  • Ireland ranked 11th for R&D intensity in the EU, one step up from its neighbours in the United Kingdom.
  • Irish businesses have consistently outranked their EU counterparts for social media use
  • Unemployment has been dropping since February 2014 as the job market gets going

Through a combination of spending from multinational companies and a willingness to adapt to the many tech trends currently changing the business landscape, Ireland is in prime position to become a desirable tech hub for qualified professionals worldwide. So, what's on the horizon?

Available office space on the rise

Before we get to the cool tech trends, we have to cover the basics - like actually having space for companies to startup and grow. In previous years, Dublin has been grappling with a number of challenges in regards to its office space, as high demand and low supply lead to growing rents, The Irish Times reported. 

Now, there are signs that's changing. Dublin's city centre is still hot property, but the Independent found that the amount of available office space is growing as more space becomes available. At this stage 2017 is set to double 2016 rental rates, and these numbers could double again in 2018 and 2020. 

Office space is at a premium in Dublin.Office space is at a premium in Dublin.

Staying with the property side of the industry, Ireland is also undergoing an internet upgrade rollout that's similar to the national broadband network Australians will be familiar with. Ireland's National Broadband plan aims to bring fibre broadband to every home in the country - essential infrastructure for any economy looking to become a tech powerhouse.

Giving consumers the power to purchase

A rapidly changing retail model poses major challenges for businesses that can't keep up. The latest "bricks and clicks" model - where physical stores and interactions are supported by digital engagement - is one of the few hopes some stores have of preventing customers from fleeing to online-only megastores like Amazon.

The "bricks and clicks" model is changing retail. 

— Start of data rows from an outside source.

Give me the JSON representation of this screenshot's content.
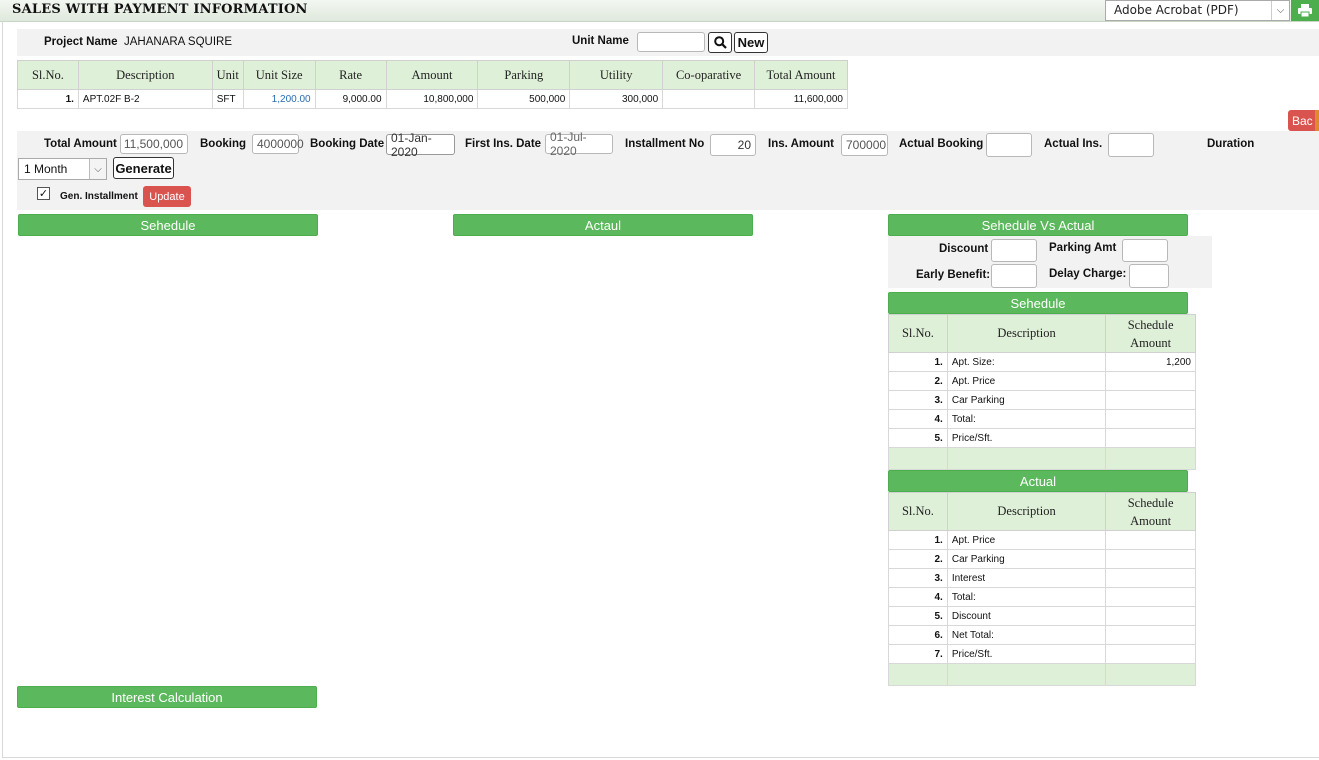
{
  "header": {
    "title": "SALES WITH PAYMENT INFORMATION",
    "format_select": "Adobe Acrobat (PDF)",
    "print_icon": "printer-icon"
  },
  "project": {
    "project_name_label": "Project Name",
    "project_name_value": "JAHANARA SQUIRE",
    "unit_name_label": "Unit Name",
    "unit_name_value": "",
    "new_label": "New",
    "search_icon": "search-icon"
  },
  "unit_table": {
    "headers": [
      "Sl.No.",
      "Description",
      "Unit",
      "Unit Size",
      "Rate",
      "Amount",
      "Parking",
      "Utility",
      "Co-oparative",
      "Total Amount"
    ],
    "rows": [
      [
        "1.",
        "APT.02F B-2",
        "SFT",
        "1,200.00",
        "9,000.00",
        "10,800,000",
        "500,000",
        "300,000",
        "",
        "11,600,000"
      ]
    ]
  },
  "back_label": "Bac",
  "installment": {
    "total_amount_label": "Total Amount",
    "total_amount_value": "11,500,000",
    "booking_label": "Booking",
    "booking_value": "4000000",
    "booking_date_label": "Booking Date",
    "booking_date_value": "01-Jan-2020",
    "first_ins_date_label": "First Ins. Date",
    "first_ins_date_value": "01-Jul-2020",
    "installment_no_label": "Installment No",
    "installment_no_value": "20",
    "ins_amount_label": "Ins. Amount",
    "ins_amount_value": "700000",
    "actual_booking_label": "Actual Booking",
    "actual_booking_value": "",
    "actual_ins_label": "Actual Ins.",
    "actual_ins_value": "",
    "duration_label": "Duration",
    "duration_value": "1 Month",
    "generate_label": "Generate",
    "gen_installment_label": "Gen. Installment",
    "update_label": "Update"
  },
  "sections": {
    "schedule": "Sehedule",
    "actual": "Actaul",
    "schedule_vs_actual": "Sehedule Vs Actual",
    "interest_calc": "Interest Calculation"
  },
  "sva": {
    "discount_label": "Discount",
    "parking_amt_label": "Parking Amt",
    "early_benefit_label": "Early Benefit:",
    "delay_charge_label": "Delay Charge:"
  },
  "schedule_table": {
    "title": "Sehedule",
    "headers": [
      "Sl.No.",
      "Description",
      "Schedule Amount"
    ],
    "rows": [
      [
        "1.",
        "Apt. Size:",
        "1,200"
      ],
      [
        "2.",
        "Apt. Price",
        ""
      ],
      [
        "3.",
        "Car Parking",
        ""
      ],
      [
        "4.",
        "Total:",
        ""
      ],
      [
        "5.",
        "Price/Sft.",
        ""
      ]
    ]
  },
  "actual_table": {
    "title": "Actual",
    "headers": [
      "Sl.No.",
      "Description",
      "Schedule Amount"
    ],
    "rows": [
      [
        "1.",
        "Apt. Price",
        ""
      ],
      [
        "2.",
        "Car Parking",
        ""
      ],
      [
        "3.",
        "Interest",
        ""
      ],
      [
        "4.",
        "Total:",
        ""
      ],
      [
        "5.",
        "Discount",
        ""
      ],
      [
        "6.",
        "Net Total:",
        ""
      ],
      [
        "7.",
        "Price/Sft.",
        ""
      ]
    ]
  }
}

However, for consumers to be able to engage with businesses - remember we established that Irish businesses are extremely active on social media - there needs to be a mobile network that allows them to do so while they're out and about.

This isn't quite the case for the whole country. The Independent reported that the current regulatory environment means there's no pressure for mobile providers to extend 3G and 4G coverage outside of major population centres. That doesn't just impact consumers, but the remote workers and contractors tech businesses so often rely on as well. Thankfully, this will change, but not until new 5G licences are issued in the coming years. 

Ireland has all the usual buzzwords too

Many current tech trends have global implications, so professionals moving to Ireland will find that lots of the concerns and buzzwords they're familiar with (or bored with) in Australia are just relevant on the other side of the world. One of the major ones, according to Irish Tech News, is financial technology (Fintech). 

Along with discussion about the eventual uptake and mainstream approval of Bitcoin and other blockchain technologies, Visa found that Irish consumers are making up to three million contactless payments per week. Considering the company also revealed that more than 80 per cent of Irish 18-24 year olds use their mobile phones to either make or monitor payments, there seems to be a real appetite for Fintech at a number of levels in the country.

Ireland's ongoing development in the tech space will see it become an enticing target for professionals seeking a change of scenery. Just check the terrible jokes at the door, okay?

By Chris Pelow